Work instructions
Select the lines of the records containing the word "played" and list them.

App and web page records

+ + +

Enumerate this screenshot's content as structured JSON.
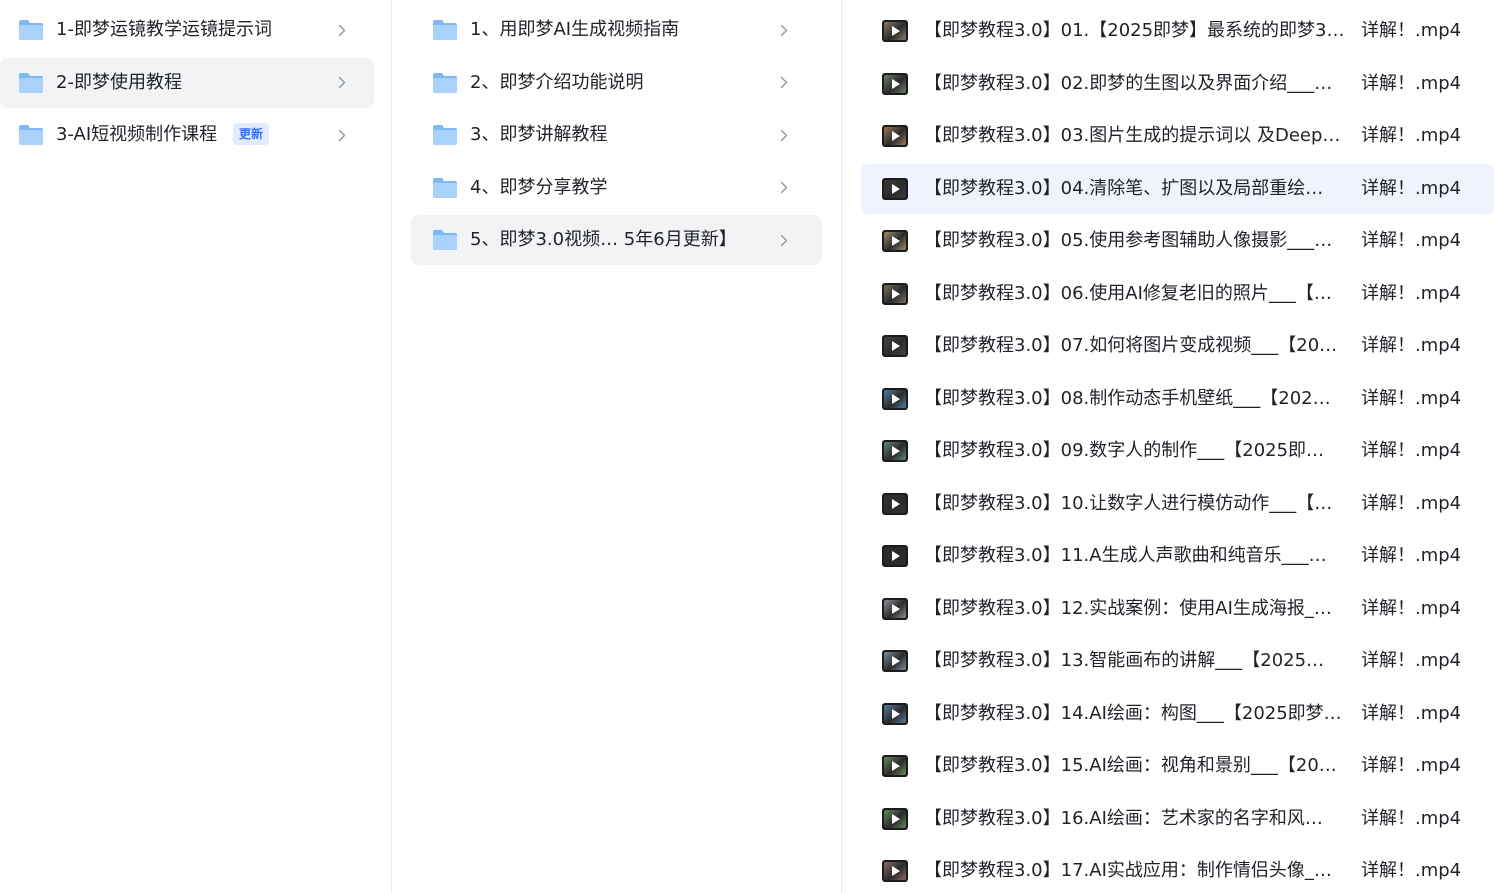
{
  "accent": "#3370ff",
  "columns": [
    {
      "items": [
        {
          "label": "1-即梦运镜教学运镜提示词",
          "icon": "folder-icon",
          "selected": false
        },
        {
          "label": "2-即梦使用教程",
          "icon": "folder-icon",
          "selected": true
        },
        {
          "label": "3-AI短视频制作课程",
          "icon": "folder-icon",
          "selected": false,
          "badge": "更新"
        }
      ]
    },
    {
      "items": [
        {
          "label": "1、用即梦AI生成视频指南",
          "icon": "folder-icon",
          "selected": false
        },
        {
          "label": "2、即梦介绍功能说明",
          "icon": "folder-icon",
          "selected": false
        },
        {
          "label": "3、即梦讲解教程",
          "icon": "folder-icon",
          "selected": false
        },
        {
          "label": "4、即梦分享教学",
          "icon": "folder-icon",
          "selected": false
        },
        {
          "label": "5、即梦3.0视频… 5年6月更新】",
          "icon": "folder-icon",
          "selected": true
        }
      ]
    }
  ],
  "files": [
    {
      "name": "【即梦教程3.0】01.【2025即梦】最系统的即梦3…",
      "ext": "详解！.mp4",
      "selected": false,
      "icon": "video-thumbnail-icon",
      "thumb_color": "#8a7a6a"
    },
    {
      "name": "【即梦教程3.0】02.即梦的生图以及界面介绍___…",
      "ext": "详解！.mp4",
      "selected": false,
      "icon": "video-thumbnail-icon",
      "thumb_color": "#6f7f6a"
    },
    {
      "name": "【即梦教程3.0】03.图片生成的提示词以 及Deep…",
      "ext": "详解！.mp4",
      "selected": false,
      "icon": "video-thumbnail-icon",
      "thumb_color": "#9a7a5a"
    },
    {
      "name": "【即梦教程3.0】04.清除笔、扩图以及局部重绘…",
      "ext": "详解！.mp4",
      "selected": true,
      "icon": "video-thumbnail-icon",
      "thumb_color": "#3a3a3a"
    },
    {
      "name": "【即梦教程3.0】05.使用参考图辅助人像摄影___…",
      "ext": "详解！.mp4",
      "selected": false,
      "icon": "video-thumbnail-icon",
      "thumb_color": "#a08c70"
    },
    {
      "name": "【即梦教程3.0】06.使用AI修复老旧的照片___【…",
      "ext": "详解！.mp4",
      "selected": false,
      "icon": "video-thumbnail-icon",
      "thumb_color": "#7a7062"
    },
    {
      "name": "【即梦教程3.0】07.如何将图片变成视频___【20…",
      "ext": "详解！.mp4",
      "selected": false,
      "icon": "video-thumbnail-icon",
      "thumb_color": "#444444"
    },
    {
      "name": "【即梦教程3.0】08.制作动态手机壁纸___【202…",
      "ext": "详解！.mp4",
      "selected": false,
      "icon": "video-thumbnail-icon",
      "thumb_color": "#4e7fa8"
    },
    {
      "name": "【即梦教程3.0】09.数字人的制作___【2025即…",
      "ext": "详解！.mp4",
      "selected": false,
      "icon": "video-thumbnail-icon",
      "thumb_color": "#5f8a7a"
    },
    {
      "name": "【即梦教程3.0】10.让数字人进行模仿动作___【…",
      "ext": "详解！.mp4",
      "selected": false,
      "icon": "video-thumbnail-icon",
      "thumb_color": "#333333"
    },
    {
      "name": "【即梦教程3.0】11.A生成人声歌曲和纯音乐___…",
      "ext": "详解！.mp4",
      "selected": false,
      "icon": "video-thumbnail-icon",
      "thumb_color": "#2e2e2e"
    },
    {
      "name": "【即梦教程3.0】12.实战案例：使用AI生成海报_…",
      "ext": "详解！.mp4",
      "selected": false,
      "icon": "video-thumbnail-icon",
      "thumb_color": "#8e9098"
    },
    {
      "name": "【即梦教程3.0】13.智能画布的讲解___【2025…",
      "ext": "详解！.mp4",
      "selected": false,
      "icon": "video-thumbnail-icon",
      "thumb_color": "#7d8fa2"
    },
    {
      "name": "【即梦教程3.0】14.AI绘画：构图___【2025即梦…",
      "ext": "详解！.mp4",
      "selected": false,
      "icon": "video-thumbnail-icon",
      "thumb_color": "#5a7aa0"
    },
    {
      "name": "【即梦教程3.0】15.AI绘画：视角和景别___【20…",
      "ext": "详解！.mp4",
      "selected": false,
      "icon": "video-thumbnail-icon",
      "thumb_color": "#6a8a5a"
    },
    {
      "name": "【即梦教程3.0】16.AI绘画：艺术家的名字和风…",
      "ext": "详解！.mp4",
      "selected": false,
      "icon": "video-thumbnail-icon",
      "thumb_color": "#5e8a5e"
    },
    {
      "name": "【即梦教程3.0】17.AI实战应用：制作情侣头像_…",
      "ext": "详解！.mp4",
      "selected": false,
      "icon": "video-thumbnail-icon",
      "thumb_color": "#8a6e6e"
    }
  ]
}
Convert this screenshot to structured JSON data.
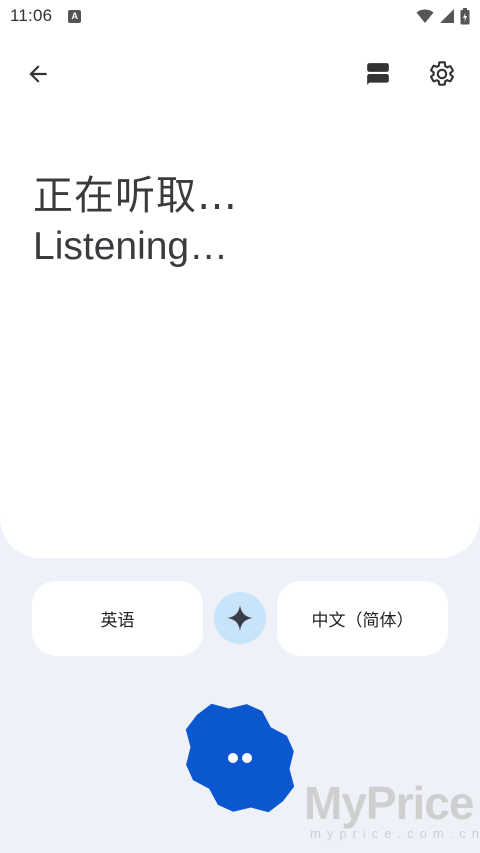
{
  "status_bar": {
    "time": "11:06",
    "notification_badge": "A",
    "icons": [
      "wifi-icon",
      "cell-signal-icon",
      "battery-icon"
    ]
  },
  "app_bar": {
    "back_icon": "arrow-back-icon",
    "layout_icon": "split-view-icon",
    "settings_icon": "gear-icon"
  },
  "transcript": {
    "source_line": "正在听取…",
    "target_line": "Listening…"
  },
  "languages": {
    "source": "英语",
    "target": "中文（简体）",
    "swap_icon": "sparkle-icon"
  },
  "mic": {
    "icon": "listening-dots-icon",
    "color": "#0b57d0"
  },
  "watermark": {
    "brand": "MyPrice",
    "domain": "myprice.com.cn"
  },
  "colors": {
    "background": "#eef1f7",
    "card": "#ffffff",
    "swap_bg": "#c8e4fb",
    "accent": "#0b57d0",
    "text": "#3b3b3f"
  }
}
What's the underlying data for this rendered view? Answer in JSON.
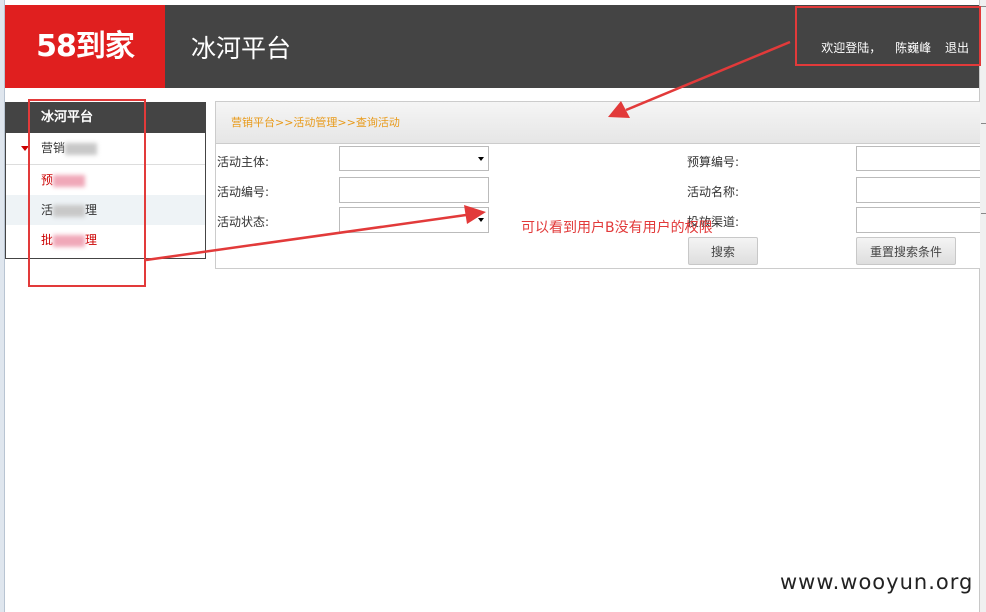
{
  "header": {
    "logo": "58到家",
    "platform_title": "冰河平台",
    "welcome": "欢迎登陆，",
    "username": "陈巍峰",
    "logout": "退出"
  },
  "sidebar": {
    "title": "冰河平台",
    "section": "营销",
    "items": [
      {
        "prefix": "预",
        "suffix": ""
      },
      {
        "prefix": "活",
        "suffix": "理"
      },
      {
        "prefix": "批",
        "suffix": "理"
      }
    ]
  },
  "main": {
    "breadcrumb": "营销平台>>活动管理>>查询活动",
    "form": {
      "subject_label": "活动主体:",
      "budget_no_label": "预算编号:",
      "activity_no_label": "活动编号:",
      "activity_name_label": "活动名称:",
      "activity_status_label": "活动状态:",
      "channel_label": "投放渠道:"
    },
    "search_button": "搜索",
    "reset_button": "重置搜索条件"
  },
  "annotation": {
    "text": "可以看到用户B没有用户的权限",
    "color": "#e23a3a"
  },
  "watermark": "www.wooyun.org",
  "colors": {
    "brand_red": "#e01f1f",
    "header_bg": "#444444",
    "breadcrumb": "#e89a1a"
  }
}
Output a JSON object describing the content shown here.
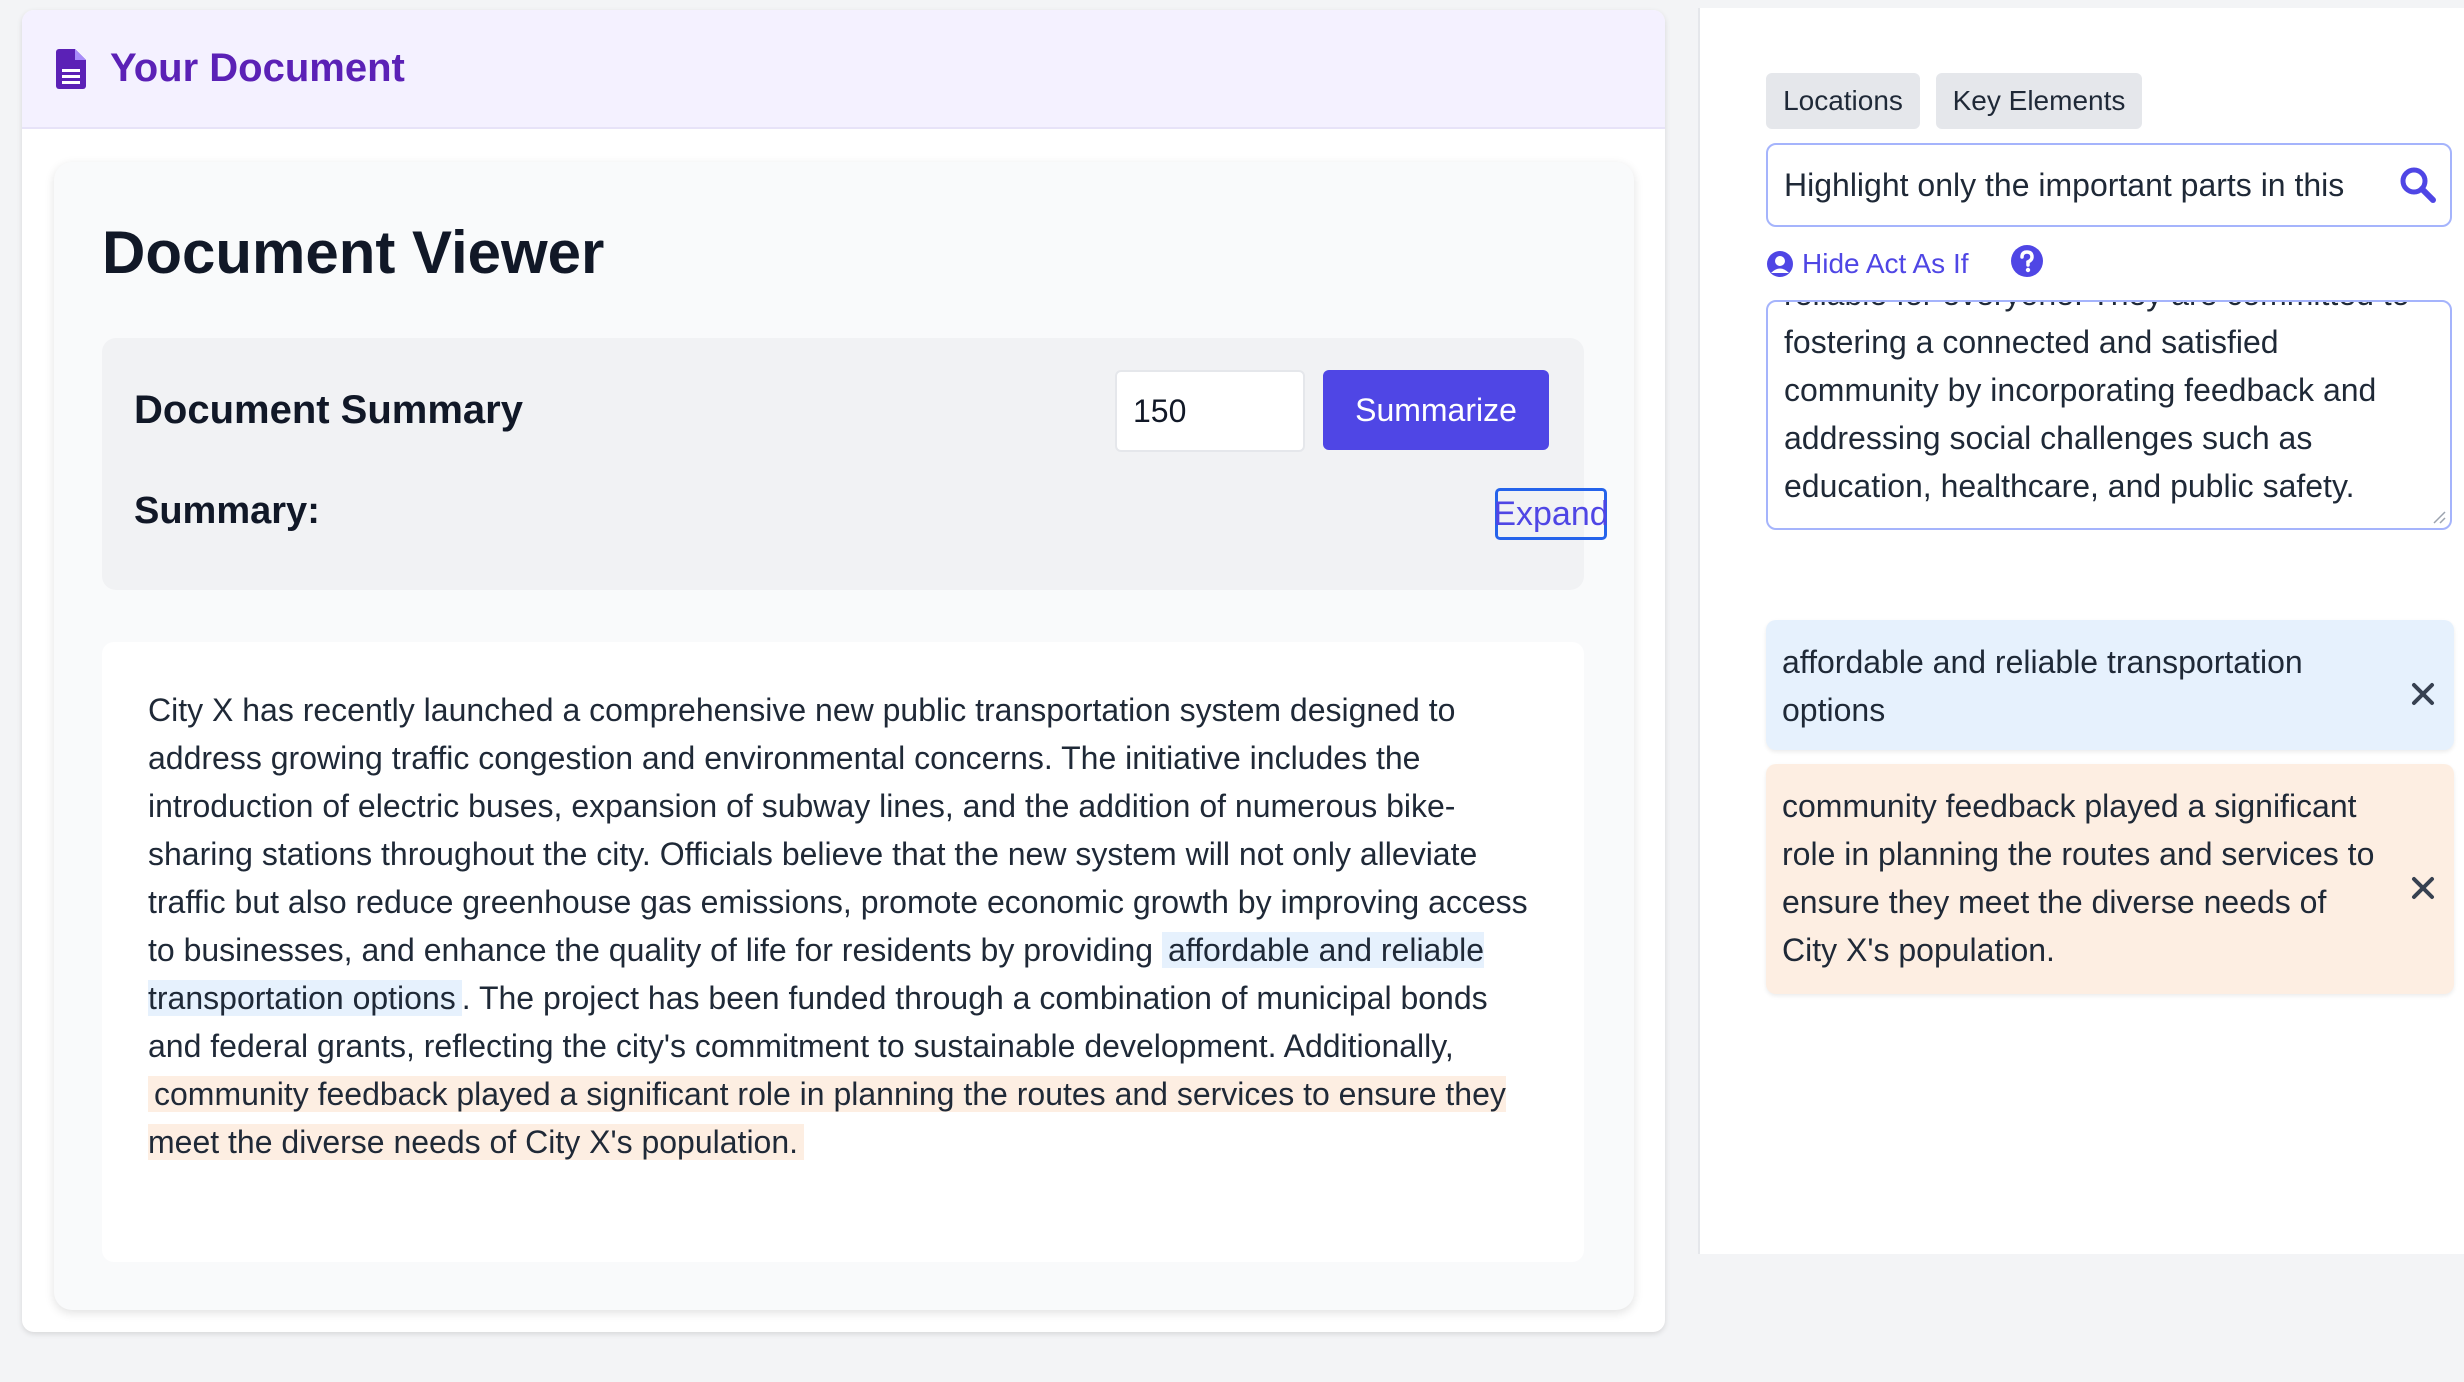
{
  "header": {
    "title": "Your Document",
    "icon": "document-icon"
  },
  "viewer": {
    "title": "Document Viewer",
    "summary": {
      "heading": "Document Summary",
      "length_value": "150",
      "summarize_label": "Summarize",
      "label": "Summary:",
      "expand_label": "Expand"
    },
    "body": {
      "p1": "City X has recently launched a comprehensive new public transportation system designed to address growing traffic congestion and environmental concerns. The initiative includes the introduction of electric buses, expansion of subway lines, and the addition of numerous bike-sharing stations throughout the city. Officials believe that the new system will not only alleviate traffic but also reduce greenhouse gas emissions, promote economic growth by improving access to businesses, and enhance the quality of life for residents by providing",
      "h1": "affordable and reliable transportation options",
      "p2": ". The project has been funded through a combination of municipal bonds and federal grants, reflecting the city's commitment to sustainable development. Additionally,",
      "h2": "community feedback played a significant role in planning the routes and services to ensure they meet the diverse needs of City X's population."
    }
  },
  "sidebar": {
    "tabs": [
      {
        "label": "Locations"
      },
      {
        "label": "Key Elements"
      }
    ],
    "search": {
      "value": "Highlight only the important parts in this",
      "icon": "search-icon"
    },
    "act_as_if": {
      "label": "Hide Act As If",
      "icon": "user-circle-icon",
      "help_icon": "question-circle-icon"
    },
    "act_text": "reliable for everyone. They are committed to fostering a connected and satisfied community by incorporating feedback and addressing social challenges such as education, healthcare, and public safety.",
    "highlights": [
      {
        "text": "affordable and reliable transportation options",
        "color": "#e6f1fd"
      },
      {
        "text": "community feedback played a significant role in planning the routes and services to ensure they meet the diverse needs of City X's population.",
        "color": "#fdeee2"
      }
    ]
  },
  "colors": {
    "accent": "#4f46e5",
    "header_title": "#5b21b6",
    "highlight_blue": "#e6f1fd",
    "highlight_orange": "#fdeee2"
  }
}
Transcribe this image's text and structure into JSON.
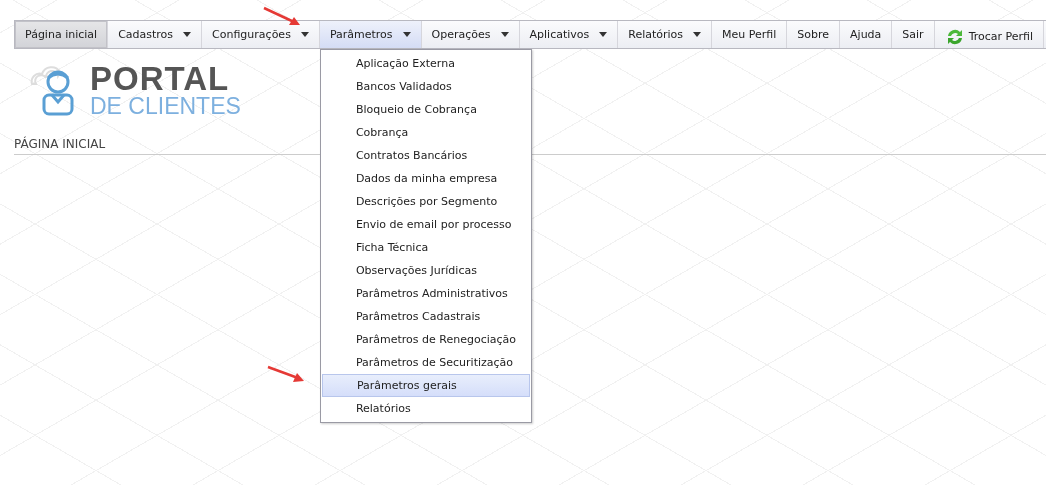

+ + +

Solution for this task
      "h2": "community feedback played a significant role in planning the routes and services to ensure they meet the diverse needs of City X's population."
        "text": "community feedback played a significant role in planning the routes and services to ensure they meet the diverse needs of City X's population.",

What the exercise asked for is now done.